In particular, Dracula finds himself butting heads with Carmilla.

A minor vampire aristocrat who disapproves of Dracula’s marriage to a human and who has designs to seize power from him, Carmilla quickly sets about sowing intrigue in Dracula’s inner circle.

Meanwhile, the trio of heroes from season 1 sets out on their quest to hunt down the good count and put an end to his reign of terror.

Trevor Belmont, Sypha the Speaker, and Alucard aren’t necessarily the best of friends. Each has doubts about the others’ qualifications to be part of such a dangerous and important quest.

And that quest may be doomed, anyway, since it would require them to go to Dracula’s castle, and it’s just about impossible to storm a castle that can teleport away the moment you get close to it.

This prompts Trevor to recommend that they seek out the hidden Belmont trove: a cache of high-powered vampire-fighting weapons and a bottomless library of books about how to kill Dracula. Their role in this season is mostly reduced to reading books. Until the last two episodes.

A Different Tack

Season 2 took the show in a new direction.

The first season was action packed. And though it had some solid moments of character development, there was hardly any room to breathe between all the mayhem and horror.

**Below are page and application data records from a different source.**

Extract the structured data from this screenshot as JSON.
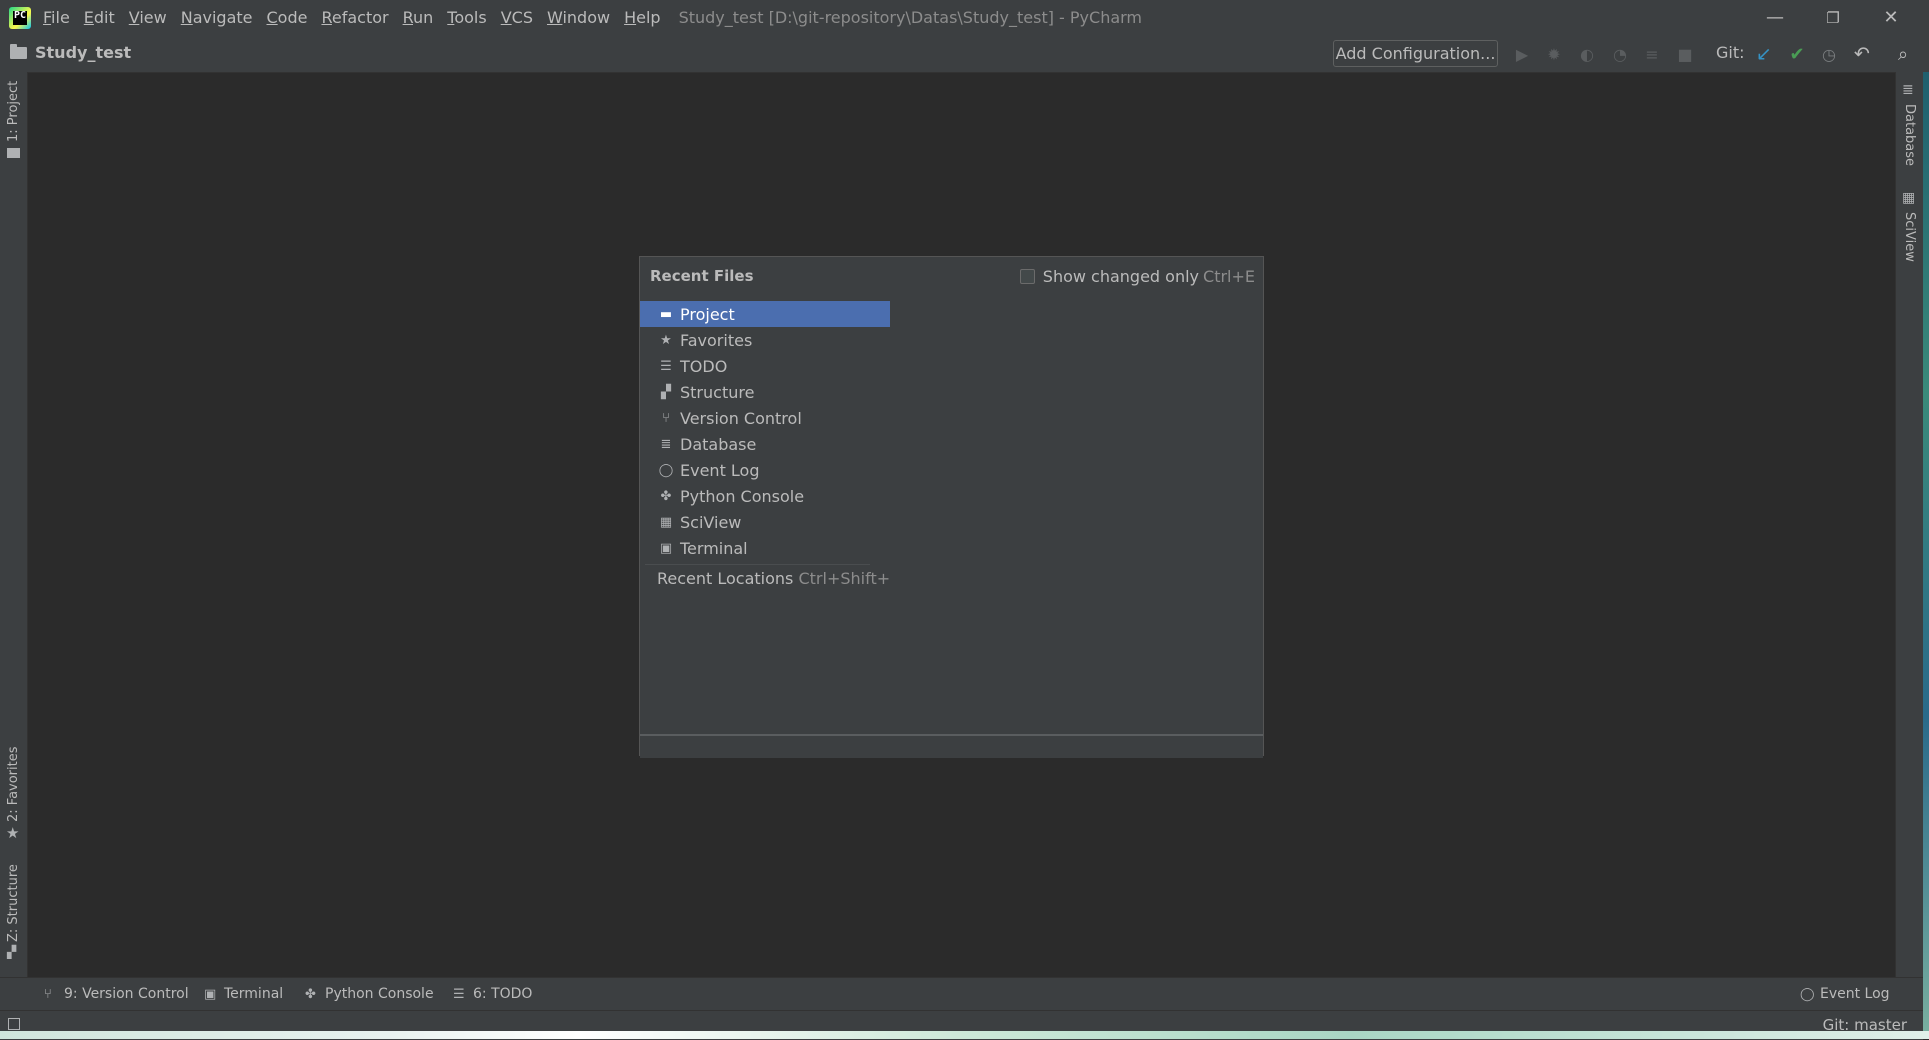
{
  "titlebar": {
    "menu": [
      "File",
      "Edit",
      "View",
      "Navigate",
      "Code",
      "Refactor",
      "Run",
      "Tools",
      "VCS",
      "Window",
      "Help"
    ],
    "window_title": "Study_test [D:\\git-repository\\Datas\\Study_test] - PyCharm",
    "minimize": "—",
    "restore": "❐",
    "close": "✕"
  },
  "navbar": {
    "project_name": "Study_test",
    "add_configuration": "Add Configuration...",
    "git_label": "Git:"
  },
  "left_stripe": {
    "project": "1: Project",
    "favorites": "2: Favorites",
    "structure": "Z: Structure"
  },
  "right_stripe": {
    "database": "Database",
    "sciview": "SciView"
  },
  "popup": {
    "title": "Recent Files",
    "show_changed_label": "Show changed only",
    "show_changed_shortcut": "Ctrl+E",
    "items": [
      {
        "label": "Project",
        "icon": "folder-icon",
        "glyph": "▬"
      },
      {
        "label": "Favorites",
        "icon": "star-icon",
        "glyph": "★"
      },
      {
        "label": "TODO",
        "icon": "list-icon",
        "glyph": "☰"
      },
      {
        "label": "Structure",
        "icon": "structure-icon",
        "glyph": "▞"
      },
      {
        "label": "Version Control",
        "icon": "branch-icon",
        "glyph": "⑂"
      },
      {
        "label": "Database",
        "icon": "database-icon",
        "glyph": "≣"
      },
      {
        "label": "Event Log",
        "icon": "speech-bubble-icon",
        "glyph": "◯"
      },
      {
        "label": "Python Console",
        "icon": "python-icon",
        "glyph": "✤"
      },
      {
        "label": "SciView",
        "icon": "grid-icon",
        "glyph": "▦"
      },
      {
        "label": "Terminal",
        "icon": "terminal-icon",
        "glyph": "▣"
      }
    ],
    "recent_locations_label": "Recent Locations",
    "recent_locations_shortcut": "Ctrl+Shift+"
  },
  "bottom_tools": {
    "version_control": "9: Version Control",
    "terminal": "Terminal",
    "python_console": "Python Console",
    "todo": "6: TODO",
    "event_log": "Event Log"
  },
  "status": {
    "git_branch": "Git: master"
  },
  "colors": {
    "selection": "#4b6eaf",
    "background": "#2b2b2b",
    "panel": "#3c3f41",
    "git_update": "#3592c4",
    "git_commit": "#499c54"
  }
}
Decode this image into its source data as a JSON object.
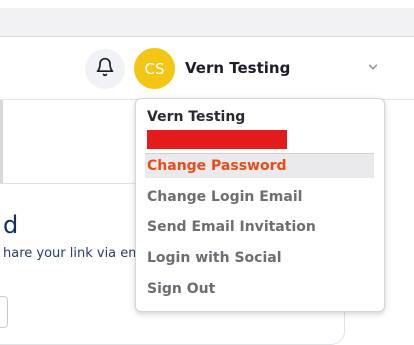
{
  "header": {
    "avatar_initials": "CS",
    "user_name": "Vern Testing",
    "bell_icon": "bell-icon",
    "chevron_icon": "chevron-down-icon"
  },
  "card": {
    "title": "d",
    "text": "hare your link via em"
  },
  "dropdown": {
    "name": "Vern Testing",
    "items": [
      {
        "label": "Change Password",
        "active": true
      },
      {
        "label": "Change Login Email",
        "active": false
      },
      {
        "label": "Send Email Invitation",
        "active": false
      },
      {
        "label": "Login with Social",
        "active": false
      },
      {
        "label": "Sign Out",
        "active": false
      }
    ]
  },
  "colors": {
    "accent": "#ee4a16",
    "avatar": "#f3c515",
    "redaction": "#e31b1b"
  }
}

The new season is the opposite: giving us nonstop character development from start to finish. Some viewers may feel cheated by the change of pace, and I have to admit that I was caught off guard, too.

But if you must replace action with character development, it helps that these particular characters are some of the best on television. The slow moments are some really good slow moments. And while the decision to turn a rapid-fire action show into a tale of high drama is a bit perplexing, at least it is high drama.

My only particular concern lies with Dracula himself. He spends a lot of this season brooding and being moody—in a way that beautifully establishes his character, yes, but it does not jive with the way he is depicted in the Castlevania game franchise…or most other depictions of the character

Dracula is supposed to be a monster. Showing us his vulnerable side gives him depth, sure, but it also undermines his ability to intimidate. Dracula—and especially the Castlevania Dracula—should be grade-A final boss material. He should eventually go into his beast form and start breaking skulls before he’s finally done in.

But all together, the show’s evolution lends it to greater prestige (and hopefully a few Emmy nods), and I am pleased with the final product.

My Judgment

Castevania, season 2 is an improvement in almost every way over the previous season.

The animation is smoother and richer, there are more references to the game franchise, the plot is thicker, and we are treated to a bevy of new characters and side stories that enrich the mythos as a whole.

That the bulk of the season was dedicated to Dracula’s quarreling hordes, with the heroic trio consigned to the background, was an unexpected outcome, but not unwelcome. As with lots of stories, the villains are naturally more interesting than the heroes, and focusing on their problems gave the show a joyous tension that made it highly watchable.

It’s still not a good fit for children, or even most teenagers. But on the whole, the show is a must watch, and one of Netflix’s best offerings.